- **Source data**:
- - - -

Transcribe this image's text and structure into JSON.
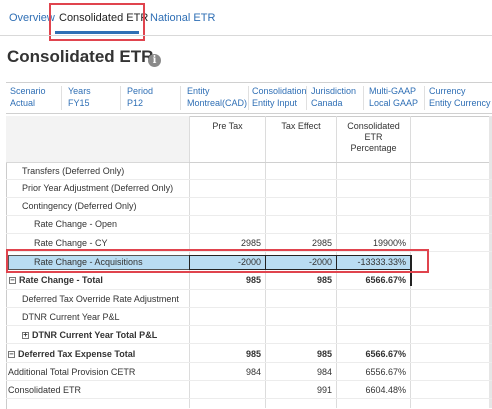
{
  "tabs": [
    {
      "label": "Overview",
      "active": false
    },
    {
      "label": "Consolidated ETR",
      "active": true
    },
    {
      "label": "National ETR",
      "active": false
    }
  ],
  "page": {
    "title": "Consolidated ETR",
    "info_icon": "info-icon"
  },
  "pov": [
    {
      "label": "Scenario",
      "value": "Actual"
    },
    {
      "label": "Years",
      "value": "FY15"
    },
    {
      "label": "Period",
      "value": "P12"
    },
    {
      "label": "Entity",
      "value": "Montreal(CAD)"
    },
    {
      "label": "Consolidation",
      "value": "Entity Input"
    },
    {
      "label": "Jurisdiction",
      "value": "Canada"
    },
    {
      "label": "Multi-GAAP",
      "value": "Local GAAP"
    },
    {
      "label": "Currency",
      "value": "Entity Currency"
    }
  ],
  "grid": {
    "columns": [
      {
        "label": "Pre Tax"
      },
      {
        "label": "Tax Effect"
      },
      {
        "label": "Consolidated\nETR\nPercentage"
      }
    ],
    "rows": [
      {
        "label": "Transfers (Deferred Only)",
        "pre_tax": "",
        "tax_effect": "",
        "etr": ""
      },
      {
        "label": "Prior Year Adjustment (Deferred Only)",
        "pre_tax": "",
        "tax_effect": "",
        "etr": ""
      },
      {
        "label": "Contingency (Deferred Only)",
        "pre_tax": "",
        "tax_effect": "",
        "etr": ""
      },
      {
        "label": "Rate Change - Open",
        "pre_tax": "",
        "tax_effect": "",
        "etr": ""
      },
      {
        "label": "Rate Change - CY",
        "pre_tax": "2985",
        "tax_effect": "2985",
        "etr": "19900%"
      },
      {
        "label": "Rate Change - Acquisitions",
        "pre_tax": "-2000",
        "tax_effect": "-2000",
        "etr": "-13333.33%"
      },
      {
        "label": "Rate Change - Total",
        "pre_tax": "985",
        "tax_effect": "985",
        "etr": "6566.67%"
      },
      {
        "label": "Deferred Tax Override Rate Adjustment",
        "pre_tax": "",
        "tax_effect": "",
        "etr": ""
      },
      {
        "label": "DTNR Current Year P&L",
        "pre_tax": "",
        "tax_effect": "",
        "etr": ""
      },
      {
        "label": "DTNR Current Year Total P&L",
        "pre_tax": "",
        "tax_effect": "",
        "etr": ""
      },
      {
        "label": "Deferred Tax Expense Total",
        "pre_tax": "985",
        "tax_effect": "985",
        "etr": "6566.67%"
      },
      {
        "label": "Additional Total Provision CETR",
        "pre_tax": "984",
        "tax_effect": "984",
        "etr": "6556.67%"
      },
      {
        "label": "Consolidated ETR",
        "pre_tax": "",
        "tax_effect": "991",
        "etr": "6604.48%"
      }
    ],
    "toggles": {
      "collapse": "−",
      "expand": "+"
    }
  },
  "colors": {
    "link": "#2f6fb5",
    "highlight": "#e0444e",
    "selection": "#b9dcf2"
  }
}
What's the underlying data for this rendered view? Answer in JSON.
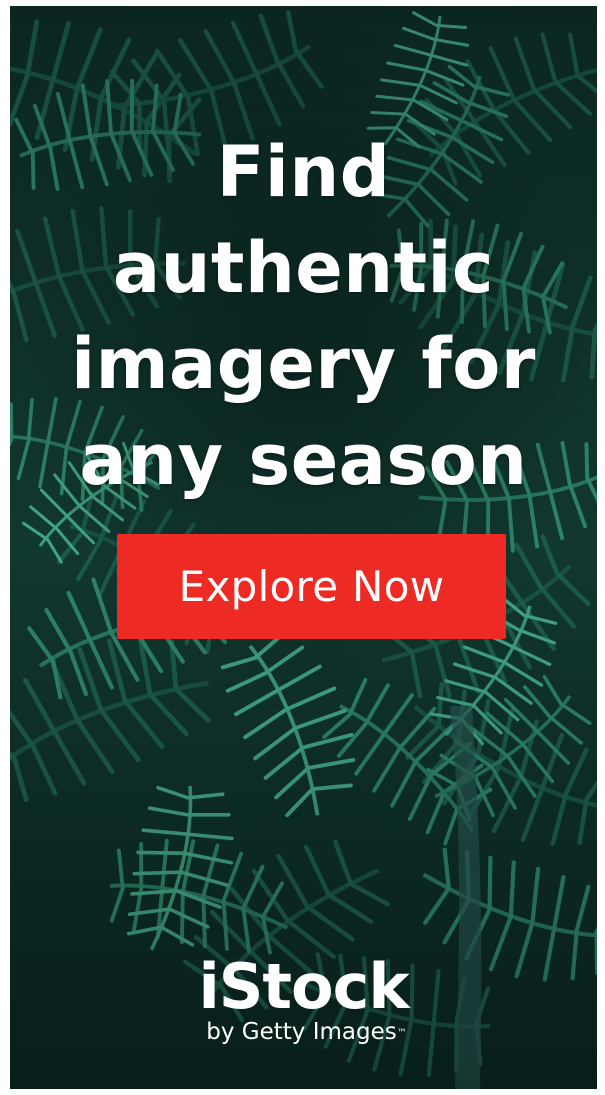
{
  "ad": {
    "headline_lines": [
      "Find",
      "authentic",
      "imagery for",
      "any season"
    ],
    "cta_label": "Explore Now",
    "brand": {
      "logo_word": "iStock",
      "logo_sub": "by Getty Images",
      "trademark": "™"
    },
    "background": "tropical-palm-foliage-image",
    "colors": {
      "cta": "#ee2a24",
      "text": "#ffffff",
      "foliage_dark": "#0c2a24",
      "foliage_mid": "#1f6b56",
      "foliage_light": "#3fa085"
    }
  }
}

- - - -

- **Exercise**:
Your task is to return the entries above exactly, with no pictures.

- **Written solution**:
Transcribe this image's text and structure into JSON.
{
  "tabs": [
    {
      "label": "Overview",
      "active": false
    },
    {
      "label": "Consolidated ETR",
      "active": true
    },
    {
      "label": "National ETR",
      "active": false
    }
  ],
  "page": {
    "title": "Consolidated ETR",
    "info_icon": "info-icon"
  },
  "pov": [
    {
      "label": "Scenario",
      "value": "Actual"
    },
    {
      "label": "Years",
      "value": "FY15"
    },
    {
      "label": "Period",
      "value": "P12"
    },
    {
      "label": "Entity",
      "value": "Montreal(CAD)"
    },
    {
      "label": "Consolidation",
      "value": "Entity Input"
    },
    {
      "label": "Jurisdiction",
      "value": "Canada"
    },
    {
      "label": "Multi-GAAP",
      "value": "Local GAAP"
    },
    {
      "label": "Currency",
      "value": "Entity Currency"
    }
  ],
  "grid": {
    "columns": [
      {
        "label": "Pre Tax"
      },
      {
        "label": "Tax Effect"
      },
      {
        "label": "Consolidated\nETR\nPercentage"
      }
    ],
    "rows": [
      {
        "label": "Transfers (Deferred Only)",
        "pre_tax": "",
        "tax_effect": "",
        "etr": ""
      },
      {
        "label": "Prior Year Adjustment (Deferred Only)",
        "pre_tax": "",
        "tax_effect": "",
        "etr": ""
      },
      {
        "label": "Contingency (Deferred Only)",
        "pre_tax": "",
        "tax_effect": "",
        "etr": ""
      },
      {
        "label": "Rate Change - Open",
        "pre_tax": "",
        "tax_effect": "",
        "etr": ""
      },
      {
        "label": "Rate Change - CY",
        "pre_tax": "2985",
        "tax_effect": "2985",
        "etr": "19900%"
      },
      {
        "label": "Rate Change - Acquisitions",
        "pre_tax": "-2000",
        "tax_effect": "-2000",
        "etr": "-13333.33%"
      },
      {
        "label": "Rate Change - Total",
        "pre_tax": "985",
        "tax_effect": "985",
        "etr": "6566.67%"
      },
      {
        "label": "Deferred Tax Override Rate Adjustment",
        "pre_tax": "",
        "tax_effect": "",
        "etr": ""
      },
      {
        "label": "DTNR Current Year P&L",
        "pre_tax": "",
        "tax_effect": "",
        "etr": ""
      },
      {
        "label": "DTNR Current Year Total P&L",
        "pre_tax": "",
        "tax_effect": "",
        "etr": ""
      },
      {
        "label": "Deferred Tax Expense Total",
        "pre_tax": "985",
        "tax_effect": "985",
        "etr": "6566.67%"
      },
      {
        "label": "Additional Total Provision CETR",
        "pre_tax": "984",
        "tax_effect": "984",
        "etr": "6556.67%"
      },
      {
        "label": "Consolidated ETR",
        "pre_tax": "",
        "tax_effect": "991",
        "etr": "6604.48%"
      }
    ],
    "toggles": {
      "collapse": "−",
      "expand": "+"
    }
  },
  "colors": {
    "link": "#2f6fb5",
    "highlight": "#e0444e",
    "selection": "#b9dcf2"
  }
}
What's the underlying data for this rendered view? Answer in JSON.
{
  "ad": {
    "headline_lines": [
      "Find",
      "authentic",
      "imagery for",
      "any season"
    ],
    "cta_label": "Explore Now",
    "brand": {
      "logo_word": "iStock",
      "logo_sub": "by Getty Images",
      "trademark": "™"
    },
    "background": "tropical-palm-foliage-image",
    "colors": {
      "cta": "#ee2a24",
      "text": "#ffffff",
      "foliage_dark": "#0c2a24",
      "foliage_mid": "#1f6b56",
      "foliage_light": "#3fa085"
    }
  }
}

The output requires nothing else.